### Task brief
Wherever the word "will" occurs in the lines below, copy the whole line.

Collected data:
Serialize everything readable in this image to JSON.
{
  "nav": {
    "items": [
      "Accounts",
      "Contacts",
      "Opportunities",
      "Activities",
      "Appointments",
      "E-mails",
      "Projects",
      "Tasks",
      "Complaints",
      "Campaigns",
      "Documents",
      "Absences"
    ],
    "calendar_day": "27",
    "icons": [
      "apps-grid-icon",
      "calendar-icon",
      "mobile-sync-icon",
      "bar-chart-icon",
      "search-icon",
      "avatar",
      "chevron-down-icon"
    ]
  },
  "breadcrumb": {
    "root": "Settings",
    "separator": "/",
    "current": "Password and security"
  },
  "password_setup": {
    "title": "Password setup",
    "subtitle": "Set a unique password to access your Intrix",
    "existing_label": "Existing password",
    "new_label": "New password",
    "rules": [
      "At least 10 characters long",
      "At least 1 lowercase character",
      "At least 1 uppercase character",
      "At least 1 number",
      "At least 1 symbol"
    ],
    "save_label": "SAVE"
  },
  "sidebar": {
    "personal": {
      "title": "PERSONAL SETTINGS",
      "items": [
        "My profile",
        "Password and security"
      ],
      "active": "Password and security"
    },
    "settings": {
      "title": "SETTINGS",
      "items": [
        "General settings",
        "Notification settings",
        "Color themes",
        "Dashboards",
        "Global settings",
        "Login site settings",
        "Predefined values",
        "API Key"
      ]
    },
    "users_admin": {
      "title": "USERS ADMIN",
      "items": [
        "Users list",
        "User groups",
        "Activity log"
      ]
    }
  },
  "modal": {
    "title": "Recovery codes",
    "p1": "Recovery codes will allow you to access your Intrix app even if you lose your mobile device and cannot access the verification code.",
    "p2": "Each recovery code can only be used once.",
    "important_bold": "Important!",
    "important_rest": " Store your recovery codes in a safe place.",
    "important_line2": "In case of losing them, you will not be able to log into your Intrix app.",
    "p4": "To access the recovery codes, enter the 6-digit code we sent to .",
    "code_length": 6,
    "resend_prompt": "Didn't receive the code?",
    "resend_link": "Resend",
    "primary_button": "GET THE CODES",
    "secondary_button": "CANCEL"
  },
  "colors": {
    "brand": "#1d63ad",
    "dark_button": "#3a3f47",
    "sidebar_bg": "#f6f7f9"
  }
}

### Answer
    "p1": "Recovery codes will allow you to access your Intrix app even if you lose your mobile device and cannot access the verification code.",
    "important_line2": "In case of losing them, you will not be able to log into your Intrix app.",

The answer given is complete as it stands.